| About this exercise |
Taking the records below, count the lines in which "degradation" appears and supply only the count.

(Entries from a dataset of interfaces)
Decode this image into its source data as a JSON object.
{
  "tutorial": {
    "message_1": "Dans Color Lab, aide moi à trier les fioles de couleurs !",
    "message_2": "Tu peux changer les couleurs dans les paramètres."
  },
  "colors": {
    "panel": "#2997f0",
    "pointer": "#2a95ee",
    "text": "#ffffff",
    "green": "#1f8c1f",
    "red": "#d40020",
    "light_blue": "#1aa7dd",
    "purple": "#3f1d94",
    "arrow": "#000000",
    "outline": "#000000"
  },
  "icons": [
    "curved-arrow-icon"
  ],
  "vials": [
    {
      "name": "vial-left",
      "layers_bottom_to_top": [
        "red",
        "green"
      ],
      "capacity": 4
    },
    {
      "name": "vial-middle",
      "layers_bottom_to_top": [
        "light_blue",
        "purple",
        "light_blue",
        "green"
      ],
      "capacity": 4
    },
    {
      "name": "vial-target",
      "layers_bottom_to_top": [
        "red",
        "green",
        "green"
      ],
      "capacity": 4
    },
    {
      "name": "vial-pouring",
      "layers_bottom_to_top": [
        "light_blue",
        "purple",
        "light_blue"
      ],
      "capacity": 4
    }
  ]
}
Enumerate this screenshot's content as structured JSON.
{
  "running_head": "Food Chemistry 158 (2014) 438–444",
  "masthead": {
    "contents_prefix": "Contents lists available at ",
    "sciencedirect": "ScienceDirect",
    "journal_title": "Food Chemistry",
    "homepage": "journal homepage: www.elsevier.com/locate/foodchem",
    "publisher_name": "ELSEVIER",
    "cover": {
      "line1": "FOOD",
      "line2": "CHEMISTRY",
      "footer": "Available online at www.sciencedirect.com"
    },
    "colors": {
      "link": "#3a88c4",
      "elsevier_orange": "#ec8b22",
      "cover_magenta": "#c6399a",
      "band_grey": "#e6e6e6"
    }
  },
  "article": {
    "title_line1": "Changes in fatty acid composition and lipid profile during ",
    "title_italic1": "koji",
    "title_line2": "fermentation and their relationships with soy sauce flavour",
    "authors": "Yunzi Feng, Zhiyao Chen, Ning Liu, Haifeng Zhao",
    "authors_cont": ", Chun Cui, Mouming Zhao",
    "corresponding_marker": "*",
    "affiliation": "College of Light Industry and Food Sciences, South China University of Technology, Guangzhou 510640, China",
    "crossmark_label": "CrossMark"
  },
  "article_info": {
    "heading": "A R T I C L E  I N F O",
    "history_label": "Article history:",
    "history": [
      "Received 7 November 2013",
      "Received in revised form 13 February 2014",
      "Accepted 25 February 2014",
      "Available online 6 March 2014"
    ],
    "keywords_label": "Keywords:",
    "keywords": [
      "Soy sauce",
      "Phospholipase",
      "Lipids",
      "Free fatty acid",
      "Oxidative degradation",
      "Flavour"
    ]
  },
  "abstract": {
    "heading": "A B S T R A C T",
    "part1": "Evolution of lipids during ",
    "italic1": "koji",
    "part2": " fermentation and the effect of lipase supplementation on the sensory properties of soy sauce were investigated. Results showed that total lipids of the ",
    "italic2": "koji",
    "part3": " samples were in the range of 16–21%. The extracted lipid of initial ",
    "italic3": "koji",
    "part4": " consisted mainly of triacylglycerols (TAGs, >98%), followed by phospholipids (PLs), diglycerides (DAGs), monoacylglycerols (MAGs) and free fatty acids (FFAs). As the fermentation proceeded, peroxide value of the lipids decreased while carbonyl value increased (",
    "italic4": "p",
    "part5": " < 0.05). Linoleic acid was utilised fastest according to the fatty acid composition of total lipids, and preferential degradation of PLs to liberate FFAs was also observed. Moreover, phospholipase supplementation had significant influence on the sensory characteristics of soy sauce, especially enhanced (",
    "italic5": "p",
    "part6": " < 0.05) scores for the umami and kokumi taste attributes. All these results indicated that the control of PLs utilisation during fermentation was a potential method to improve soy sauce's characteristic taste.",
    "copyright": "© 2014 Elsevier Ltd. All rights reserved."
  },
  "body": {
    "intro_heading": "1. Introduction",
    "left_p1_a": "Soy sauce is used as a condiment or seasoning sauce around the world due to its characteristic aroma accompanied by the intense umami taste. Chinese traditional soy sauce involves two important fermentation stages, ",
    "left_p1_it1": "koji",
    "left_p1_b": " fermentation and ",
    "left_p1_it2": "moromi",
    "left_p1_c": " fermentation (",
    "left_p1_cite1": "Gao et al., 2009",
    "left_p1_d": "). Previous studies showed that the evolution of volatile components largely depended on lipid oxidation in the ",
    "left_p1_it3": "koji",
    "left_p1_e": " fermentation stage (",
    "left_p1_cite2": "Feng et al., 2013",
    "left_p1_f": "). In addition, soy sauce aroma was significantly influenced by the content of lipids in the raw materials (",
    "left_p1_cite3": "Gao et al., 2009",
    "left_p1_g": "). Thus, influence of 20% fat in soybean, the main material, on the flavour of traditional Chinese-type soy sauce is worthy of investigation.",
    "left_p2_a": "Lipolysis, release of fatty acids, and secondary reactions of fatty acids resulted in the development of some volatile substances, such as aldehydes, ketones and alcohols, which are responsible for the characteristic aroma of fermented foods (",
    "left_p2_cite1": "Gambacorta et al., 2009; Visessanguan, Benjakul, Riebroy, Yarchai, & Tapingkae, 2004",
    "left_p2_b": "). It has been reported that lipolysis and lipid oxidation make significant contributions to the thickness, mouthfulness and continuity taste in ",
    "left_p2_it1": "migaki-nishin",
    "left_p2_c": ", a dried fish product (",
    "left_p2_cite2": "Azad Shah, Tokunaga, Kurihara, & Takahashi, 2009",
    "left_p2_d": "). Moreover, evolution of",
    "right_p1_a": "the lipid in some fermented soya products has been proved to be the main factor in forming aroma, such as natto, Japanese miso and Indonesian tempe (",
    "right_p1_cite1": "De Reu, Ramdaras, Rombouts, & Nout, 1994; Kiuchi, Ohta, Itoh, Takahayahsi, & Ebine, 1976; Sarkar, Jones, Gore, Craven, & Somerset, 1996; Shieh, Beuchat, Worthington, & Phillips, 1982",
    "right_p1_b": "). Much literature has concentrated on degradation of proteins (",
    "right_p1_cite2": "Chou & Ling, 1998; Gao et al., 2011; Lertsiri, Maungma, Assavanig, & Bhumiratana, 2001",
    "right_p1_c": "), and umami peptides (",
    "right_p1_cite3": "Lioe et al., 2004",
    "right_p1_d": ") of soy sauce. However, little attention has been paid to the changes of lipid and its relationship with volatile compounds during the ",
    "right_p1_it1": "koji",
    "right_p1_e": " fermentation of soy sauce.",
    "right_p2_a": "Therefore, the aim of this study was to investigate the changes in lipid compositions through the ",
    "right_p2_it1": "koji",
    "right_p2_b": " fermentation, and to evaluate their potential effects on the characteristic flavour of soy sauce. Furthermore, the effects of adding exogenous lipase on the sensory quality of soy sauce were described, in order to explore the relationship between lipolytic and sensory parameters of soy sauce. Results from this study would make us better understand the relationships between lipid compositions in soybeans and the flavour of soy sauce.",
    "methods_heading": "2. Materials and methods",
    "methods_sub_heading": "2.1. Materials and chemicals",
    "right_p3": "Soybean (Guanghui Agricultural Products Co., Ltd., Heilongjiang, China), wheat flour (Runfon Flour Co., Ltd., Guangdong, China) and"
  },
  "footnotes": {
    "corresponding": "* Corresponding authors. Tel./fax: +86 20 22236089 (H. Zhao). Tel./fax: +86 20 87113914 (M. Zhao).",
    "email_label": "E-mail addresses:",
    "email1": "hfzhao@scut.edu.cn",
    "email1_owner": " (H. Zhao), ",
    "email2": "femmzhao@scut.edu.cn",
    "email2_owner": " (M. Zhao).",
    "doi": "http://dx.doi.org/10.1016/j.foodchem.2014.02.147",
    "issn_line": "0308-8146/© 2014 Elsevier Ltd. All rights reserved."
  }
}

| Exercise answer |
3